### TASK INSTRUCTIONS
Make an exact copy of every entry, from the first line to the last.

### STUDY MATERIAL
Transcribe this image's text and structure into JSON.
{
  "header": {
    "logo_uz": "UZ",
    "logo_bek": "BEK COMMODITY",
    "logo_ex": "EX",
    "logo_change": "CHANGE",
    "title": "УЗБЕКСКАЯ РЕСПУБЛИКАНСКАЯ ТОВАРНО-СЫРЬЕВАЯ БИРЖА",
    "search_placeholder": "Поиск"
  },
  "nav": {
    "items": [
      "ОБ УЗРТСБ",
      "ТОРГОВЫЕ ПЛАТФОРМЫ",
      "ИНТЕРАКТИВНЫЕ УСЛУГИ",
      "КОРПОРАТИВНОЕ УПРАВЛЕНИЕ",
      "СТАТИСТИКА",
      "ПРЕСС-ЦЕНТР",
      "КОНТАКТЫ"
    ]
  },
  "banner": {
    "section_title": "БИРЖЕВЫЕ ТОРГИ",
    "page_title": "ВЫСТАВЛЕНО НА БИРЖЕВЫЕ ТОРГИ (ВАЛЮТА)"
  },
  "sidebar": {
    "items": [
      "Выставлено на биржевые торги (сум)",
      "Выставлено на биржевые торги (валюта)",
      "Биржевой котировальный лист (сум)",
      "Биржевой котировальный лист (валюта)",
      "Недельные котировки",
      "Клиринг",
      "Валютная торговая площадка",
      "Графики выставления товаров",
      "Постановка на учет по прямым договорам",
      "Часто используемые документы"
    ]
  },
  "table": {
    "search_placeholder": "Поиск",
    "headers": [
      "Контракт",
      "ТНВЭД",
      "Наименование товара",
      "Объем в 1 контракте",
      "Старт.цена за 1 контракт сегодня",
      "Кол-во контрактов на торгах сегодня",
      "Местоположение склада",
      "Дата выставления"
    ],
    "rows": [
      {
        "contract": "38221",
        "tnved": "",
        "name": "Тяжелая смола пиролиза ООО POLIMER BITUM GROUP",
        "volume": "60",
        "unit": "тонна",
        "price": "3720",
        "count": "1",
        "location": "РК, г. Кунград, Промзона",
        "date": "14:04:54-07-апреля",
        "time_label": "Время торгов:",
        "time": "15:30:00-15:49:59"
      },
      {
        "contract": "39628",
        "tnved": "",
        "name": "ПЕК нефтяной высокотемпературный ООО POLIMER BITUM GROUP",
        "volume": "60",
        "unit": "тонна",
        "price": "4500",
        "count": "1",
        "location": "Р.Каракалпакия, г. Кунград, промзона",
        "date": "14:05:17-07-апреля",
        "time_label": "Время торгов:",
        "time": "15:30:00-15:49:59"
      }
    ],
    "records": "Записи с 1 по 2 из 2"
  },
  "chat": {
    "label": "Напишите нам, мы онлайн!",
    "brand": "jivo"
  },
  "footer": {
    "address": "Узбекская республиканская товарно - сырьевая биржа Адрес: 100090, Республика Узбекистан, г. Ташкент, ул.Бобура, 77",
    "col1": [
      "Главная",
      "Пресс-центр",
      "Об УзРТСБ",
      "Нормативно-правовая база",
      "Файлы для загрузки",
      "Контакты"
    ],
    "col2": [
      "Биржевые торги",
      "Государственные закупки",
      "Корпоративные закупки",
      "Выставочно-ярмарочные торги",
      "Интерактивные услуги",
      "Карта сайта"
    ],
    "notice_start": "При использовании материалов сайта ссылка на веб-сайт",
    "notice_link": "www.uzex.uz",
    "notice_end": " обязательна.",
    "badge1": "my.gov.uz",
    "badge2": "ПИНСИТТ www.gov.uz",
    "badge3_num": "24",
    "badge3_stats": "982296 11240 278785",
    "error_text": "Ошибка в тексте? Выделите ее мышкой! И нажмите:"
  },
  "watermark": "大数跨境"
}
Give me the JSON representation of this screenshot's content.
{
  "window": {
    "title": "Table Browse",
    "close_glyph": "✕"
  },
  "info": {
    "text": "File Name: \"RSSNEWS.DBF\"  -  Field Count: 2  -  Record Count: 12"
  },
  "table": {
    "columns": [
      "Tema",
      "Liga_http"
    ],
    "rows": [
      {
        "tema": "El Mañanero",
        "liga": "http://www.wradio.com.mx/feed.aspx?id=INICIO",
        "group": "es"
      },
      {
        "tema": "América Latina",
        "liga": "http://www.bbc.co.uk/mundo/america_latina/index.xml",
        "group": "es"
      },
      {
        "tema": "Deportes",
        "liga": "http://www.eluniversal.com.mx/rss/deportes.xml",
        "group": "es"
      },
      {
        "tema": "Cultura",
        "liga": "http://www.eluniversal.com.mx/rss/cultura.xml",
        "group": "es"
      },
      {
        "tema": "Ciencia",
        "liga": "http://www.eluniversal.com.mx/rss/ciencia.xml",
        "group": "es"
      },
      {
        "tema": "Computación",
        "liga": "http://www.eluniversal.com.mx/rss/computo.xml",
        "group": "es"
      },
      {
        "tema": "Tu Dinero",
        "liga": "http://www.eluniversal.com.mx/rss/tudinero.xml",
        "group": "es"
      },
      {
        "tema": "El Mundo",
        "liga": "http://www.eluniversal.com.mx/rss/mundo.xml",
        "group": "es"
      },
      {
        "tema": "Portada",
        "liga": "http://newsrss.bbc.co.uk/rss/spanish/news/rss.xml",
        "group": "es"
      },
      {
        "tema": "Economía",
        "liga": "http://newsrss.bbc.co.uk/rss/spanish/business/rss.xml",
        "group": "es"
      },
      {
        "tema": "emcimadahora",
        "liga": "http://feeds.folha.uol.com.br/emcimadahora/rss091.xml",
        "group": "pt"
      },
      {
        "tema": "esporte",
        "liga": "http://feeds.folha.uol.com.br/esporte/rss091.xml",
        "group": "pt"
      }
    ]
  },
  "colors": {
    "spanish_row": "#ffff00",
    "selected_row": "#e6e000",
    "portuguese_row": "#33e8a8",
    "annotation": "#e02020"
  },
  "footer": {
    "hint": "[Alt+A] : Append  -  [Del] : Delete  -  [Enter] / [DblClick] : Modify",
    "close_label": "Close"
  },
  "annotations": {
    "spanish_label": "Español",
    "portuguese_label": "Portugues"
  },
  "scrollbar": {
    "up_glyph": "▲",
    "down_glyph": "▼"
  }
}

### ANSWER TO THIS EXERCISE
Transcribe this image's text and structure into JSON.
{
  "header": {
    "logo_uz": "UZ",
    "logo_bek": "BEK COMMODITY",
    "logo_ex": "EX",
    "logo_change": "CHANGE",
    "title": "УЗБЕКСКАЯ РЕСПУБЛИКАНСКАЯ ТОВАРНО-СЫРЬЕВАЯ БИРЖА",
    "search_placeholder": "Поиск"
  },
  "nav": {
    "items": [
      "ОБ УЗРТСБ",
      "ТОРГОВЫЕ ПЛАТФОРМЫ",
      "ИНТЕРАКТИВНЫЕ УСЛУГИ",
      "КОРПОРАТИВНОЕ УПРАВЛЕНИЕ",
      "СТАТИСТИКА",
      "ПРЕСС-ЦЕНТР",
      "КОНТАКТЫ"
    ]
  },
  "banner": {
    "section_title": "БИРЖЕВЫЕ ТОРГИ",
    "page_title": "ВЫСТАВЛЕНО НА БИРЖЕВЫЕ ТОРГИ (ВАЛЮТА)"
  },
  "sidebar": {
    "items": [
      "Выставлено на биржевые торги (сум)",
      "Выставлено на биржевые торги (валюта)",
      "Биржевой котировальный лист (сум)",
      "Биржевой котировальный лист (валюта)",
      "Недельные котировки",
      "Клиринг",
      "Валютная торговая площадка",
      "Графики выставления товаров",
      "Постановка на учет по прямым договорам",
      "Часто используемые документы"
    ]
  },
  "table": {
    "search_placeholder": "Поиск",
    "headers": [
      "Контракт",
      "ТНВЭД",
      "Наименование товара",
      "Объем в 1 контракте",
      "Старт.цена за 1 контракт сегодня",
      "Кол-во контрактов на торгах сегодня",
      "Местоположение склада",
      "Дата выставления"
    ],
    "rows": [
      {
        "contract": "38221",
        "tnved": "",
        "name": "Тяжелая смола пиролиза ООО POLIMER BITUM GROUP",
        "volume": "60",
        "unit": "тонна",
        "price": "3720",
        "count": "1",
        "location": "РК, г. Кунград, Промзона",
        "date": "14:04:54-07-апреля",
        "time_label": "Время торгов:",
        "time": "15:30:00-15:49:59"
      },
      {
        "contract": "39628",
        "tnved": "",
        "name": "ПЕК нефтяной высокотемпературный ООО POLIMER BITUM GROUP",
        "volume": "60",
        "unit": "тонна",
        "price": "4500",
        "count": "1",
        "location": "Р.Каракалпакия, г. Кунград, промзона",
        "date": "14:05:17-07-апреля",
        "time_label": "Время торгов:",
        "time": "15:30:00-15:49:59"
      }
    ],
    "records": "Записи с 1 по 2 из 2"
  },
  "chat": {
    "label": "Напишите нам, мы онлайн!",
    "brand": "jivo"
  },
  "footer": {
    "address": "Узбекская республиканская товарно - сырьевая биржа Адрес: 100090, Республика Узбекистан, г. Ташкент, ул.Бобура, 77",
    "col1": [
      "Главная",
      "Пресс-центр",
      "Об УзРТСБ",
      "Нормативно-правовая база",
      "Файлы для загрузки",
      "Контакты"
    ],
    "col2": [
      "Биржевые торги",
      "Государственные закупки",
      "Корпоративные закупки",
      "Выставочно-ярмарочные торги",
      "Интерактивные услуги",
      "Карта сайта"
    ],
    "notice_start": "При использовании материалов сайта ссылка на веб-сайт",
    "notice_link": "www.uzex.uz",
    "notice_end": " обязательна.",
    "badge1": "my.gov.uz",
    "badge2": "ПИНСИТТ www.gov.uz",
    "badge3_num": "24",
    "badge3_stats": "982296 11240 278785",
    "error_text": "Ошибка в тексте? Выделите ее мышкой! И нажмите:"
  },
  "watermark": "大数跨境"
}
Give me the JSON representation of this screenshot's content.
{
  "window": {
    "title": "Table Browse",
    "close_glyph": "✕"
  },
  "info": {
    "text": "File Name: \"RSSNEWS.DBF\"  -  Field Count: 2  -  Record Count: 12"
  },
  "table": {
    "columns": [
      "Tema",
      "Liga_http"
    ],
    "rows": [
      {
        "tema": "El Mañanero",
        "liga": "http://www.wradio.com.mx/feed.aspx?id=INICIO",
        "group": "es"
      },
      {
        "tema": "América Latina",
        "liga": "http://www.bbc.co.uk/mundo/america_latina/index.xml",
        "group": "es"
      },
      {
        "tema": "Deportes",
        "liga": "http://www.eluniversal.com.mx/rss/deportes.xml",
        "group": "es"
      },
      {
        "tema": "Cultura",
        "liga": "http://www.eluniversal.com.mx/rss/cultura.xml",
        "group": "es"
      },
      {
        "tema": "Ciencia",
        "liga": "http://www.eluniversal.com.mx/rss/ciencia.xml",
        "group": "es"
      },
      {
        "tema": "Computación",
        "liga": "http://www.eluniversal.com.mx/rss/computo.xml",
        "group": "es"
      },
      {
        "tema": "Tu Dinero",
        "liga": "http://www.eluniversal.com.mx/rss/tudinero.xml",
        "group": "es"
      },
      {
        "tema": "El Mundo",
        "liga": "http://www.eluniversal.com.mx/rss/mundo.xml",
        "group": "es"
      },
      {
        "tema": "Portada",
        "liga": "http://newsrss.bbc.co.uk/rss/spanish/news/rss.xml",
        "group": "es"
      },
      {
        "tema": "Economía",
        "liga": "http://newsrss.bbc.co.uk/rss/spanish/business/rss.xml",
        "group": "es"
      },
      {
        "tema": "emcimadahora",
        "liga": "http://feeds.folha.uol.com.br/emcimadahora/rss091.xml",
        "group": "pt"
      },
      {
        "tema": "esporte",
        "liga": "http://feeds.folha.uol.com.br/esporte/rss091.xml",
        "group": "pt"
      }
    ]
  },
  "colors": {
    "spanish_row": "#ffff00",
    "selected_row": "#e6e000",
    "portuguese_row": "#33e8a8",
    "annotation": "#e02020"
  },
  "footer": {
    "hint": "[Alt+A] : Append  -  [Del] : Delete  -  [Enter] / [DblClick] : Modify",
    "close_label": "Close"
  },
  "annotations": {
    "spanish_label": "Español",
    "portuguese_label": "Portugues"
  },
  "scrollbar": {
    "up_glyph": "▲",
    "down_glyph": "▼"
  }
}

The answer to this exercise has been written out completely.